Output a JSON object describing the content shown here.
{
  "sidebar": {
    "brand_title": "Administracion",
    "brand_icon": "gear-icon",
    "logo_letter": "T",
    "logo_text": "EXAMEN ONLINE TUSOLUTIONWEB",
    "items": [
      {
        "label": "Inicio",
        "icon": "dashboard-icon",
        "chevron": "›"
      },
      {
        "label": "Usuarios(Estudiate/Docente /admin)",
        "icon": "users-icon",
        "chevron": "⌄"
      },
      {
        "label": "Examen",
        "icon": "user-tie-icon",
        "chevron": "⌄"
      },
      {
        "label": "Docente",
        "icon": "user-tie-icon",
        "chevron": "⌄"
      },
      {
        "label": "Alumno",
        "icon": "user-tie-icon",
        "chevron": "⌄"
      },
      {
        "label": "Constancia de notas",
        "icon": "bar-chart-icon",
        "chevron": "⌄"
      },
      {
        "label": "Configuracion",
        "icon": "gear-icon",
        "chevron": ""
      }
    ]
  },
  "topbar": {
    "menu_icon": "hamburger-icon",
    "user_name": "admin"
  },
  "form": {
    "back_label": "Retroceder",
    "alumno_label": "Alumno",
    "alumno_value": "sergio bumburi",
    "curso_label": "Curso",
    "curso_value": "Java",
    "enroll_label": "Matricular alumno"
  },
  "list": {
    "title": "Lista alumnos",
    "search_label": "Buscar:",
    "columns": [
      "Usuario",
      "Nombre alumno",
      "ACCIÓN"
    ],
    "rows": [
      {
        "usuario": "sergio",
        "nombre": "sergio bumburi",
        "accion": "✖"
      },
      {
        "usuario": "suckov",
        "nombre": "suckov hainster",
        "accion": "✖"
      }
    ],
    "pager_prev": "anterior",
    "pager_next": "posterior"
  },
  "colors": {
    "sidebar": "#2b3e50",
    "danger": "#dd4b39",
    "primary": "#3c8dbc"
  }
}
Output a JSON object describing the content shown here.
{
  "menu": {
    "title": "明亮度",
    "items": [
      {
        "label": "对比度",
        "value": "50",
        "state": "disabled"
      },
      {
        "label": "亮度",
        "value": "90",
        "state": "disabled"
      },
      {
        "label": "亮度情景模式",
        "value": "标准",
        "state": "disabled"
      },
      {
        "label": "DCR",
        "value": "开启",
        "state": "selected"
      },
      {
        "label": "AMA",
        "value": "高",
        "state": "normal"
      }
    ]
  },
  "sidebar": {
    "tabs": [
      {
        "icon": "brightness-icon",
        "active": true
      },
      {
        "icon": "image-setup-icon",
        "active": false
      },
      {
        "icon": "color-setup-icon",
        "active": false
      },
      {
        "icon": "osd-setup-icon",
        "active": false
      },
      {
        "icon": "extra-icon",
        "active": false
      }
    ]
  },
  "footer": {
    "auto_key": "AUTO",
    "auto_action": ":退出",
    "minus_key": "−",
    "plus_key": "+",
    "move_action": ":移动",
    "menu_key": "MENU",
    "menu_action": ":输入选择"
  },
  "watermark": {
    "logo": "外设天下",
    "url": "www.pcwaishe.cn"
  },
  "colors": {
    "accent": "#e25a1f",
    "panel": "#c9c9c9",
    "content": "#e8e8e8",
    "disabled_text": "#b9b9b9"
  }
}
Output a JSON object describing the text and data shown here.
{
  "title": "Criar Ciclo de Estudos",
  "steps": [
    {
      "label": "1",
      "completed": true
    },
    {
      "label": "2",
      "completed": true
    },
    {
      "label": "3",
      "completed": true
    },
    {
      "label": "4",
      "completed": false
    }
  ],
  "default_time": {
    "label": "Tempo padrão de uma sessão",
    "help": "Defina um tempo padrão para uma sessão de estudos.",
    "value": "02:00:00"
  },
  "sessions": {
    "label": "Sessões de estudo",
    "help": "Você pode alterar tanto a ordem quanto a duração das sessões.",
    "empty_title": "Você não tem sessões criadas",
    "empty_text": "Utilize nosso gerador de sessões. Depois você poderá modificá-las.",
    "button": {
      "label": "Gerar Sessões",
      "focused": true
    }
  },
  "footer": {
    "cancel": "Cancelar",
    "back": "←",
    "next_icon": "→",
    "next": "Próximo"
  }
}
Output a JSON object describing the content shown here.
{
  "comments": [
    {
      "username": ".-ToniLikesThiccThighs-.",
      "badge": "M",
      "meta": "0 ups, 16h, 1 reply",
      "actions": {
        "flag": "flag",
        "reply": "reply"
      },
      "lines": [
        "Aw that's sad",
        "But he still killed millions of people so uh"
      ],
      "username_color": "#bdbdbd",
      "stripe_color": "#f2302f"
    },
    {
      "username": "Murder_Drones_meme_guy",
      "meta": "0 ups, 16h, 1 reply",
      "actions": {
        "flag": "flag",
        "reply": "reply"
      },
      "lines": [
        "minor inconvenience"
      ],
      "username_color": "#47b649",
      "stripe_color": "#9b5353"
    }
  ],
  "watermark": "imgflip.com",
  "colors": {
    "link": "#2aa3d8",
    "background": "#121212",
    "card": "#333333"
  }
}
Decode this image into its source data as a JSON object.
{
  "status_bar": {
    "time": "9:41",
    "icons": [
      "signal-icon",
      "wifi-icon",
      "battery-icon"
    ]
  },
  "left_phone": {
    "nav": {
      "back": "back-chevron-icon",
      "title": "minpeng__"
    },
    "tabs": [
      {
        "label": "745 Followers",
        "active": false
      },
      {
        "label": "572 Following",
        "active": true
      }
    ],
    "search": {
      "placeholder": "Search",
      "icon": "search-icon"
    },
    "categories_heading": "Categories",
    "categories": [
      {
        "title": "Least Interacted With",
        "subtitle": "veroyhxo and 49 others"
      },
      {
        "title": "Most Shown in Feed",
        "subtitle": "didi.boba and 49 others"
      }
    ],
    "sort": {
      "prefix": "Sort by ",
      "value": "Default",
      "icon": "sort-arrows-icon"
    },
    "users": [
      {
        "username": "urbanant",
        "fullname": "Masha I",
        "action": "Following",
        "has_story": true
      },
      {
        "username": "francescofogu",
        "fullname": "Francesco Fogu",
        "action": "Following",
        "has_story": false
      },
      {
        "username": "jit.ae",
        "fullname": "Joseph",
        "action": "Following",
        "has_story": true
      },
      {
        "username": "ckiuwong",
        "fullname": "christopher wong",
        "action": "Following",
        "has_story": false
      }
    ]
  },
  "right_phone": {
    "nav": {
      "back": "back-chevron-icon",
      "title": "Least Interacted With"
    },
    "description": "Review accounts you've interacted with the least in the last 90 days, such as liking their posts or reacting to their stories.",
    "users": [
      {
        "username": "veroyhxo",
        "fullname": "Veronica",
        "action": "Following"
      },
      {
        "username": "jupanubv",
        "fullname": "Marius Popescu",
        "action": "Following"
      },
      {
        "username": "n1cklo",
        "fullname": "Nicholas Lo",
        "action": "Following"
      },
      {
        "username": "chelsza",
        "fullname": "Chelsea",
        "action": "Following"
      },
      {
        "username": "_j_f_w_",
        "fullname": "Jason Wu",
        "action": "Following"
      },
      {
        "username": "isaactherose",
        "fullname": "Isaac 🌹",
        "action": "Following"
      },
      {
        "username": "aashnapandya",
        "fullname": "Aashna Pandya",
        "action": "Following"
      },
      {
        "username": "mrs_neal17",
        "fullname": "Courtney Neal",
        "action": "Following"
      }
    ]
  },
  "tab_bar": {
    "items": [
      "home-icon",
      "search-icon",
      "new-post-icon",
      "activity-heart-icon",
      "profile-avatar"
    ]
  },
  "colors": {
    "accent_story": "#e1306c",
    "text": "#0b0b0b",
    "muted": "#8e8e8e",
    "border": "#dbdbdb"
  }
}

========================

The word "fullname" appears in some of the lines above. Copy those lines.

» Your solution:
        "fullname": "Masha I",
        "fullname": "Francesco Fogu",
        "fullname": "Joseph",
        "fullname": "christopher wong",
        "fullname": "Veronica",
        "fullname": "Marius Popescu",
        "fullname": "Nicholas Lo",
        "fullname": "Chelsea",
        "fullname": "Jason Wu",
        "fullname": "Isaac 🌹",
        "fullname": "Aashna Pandya",
        "fullname": "Courtney Neal",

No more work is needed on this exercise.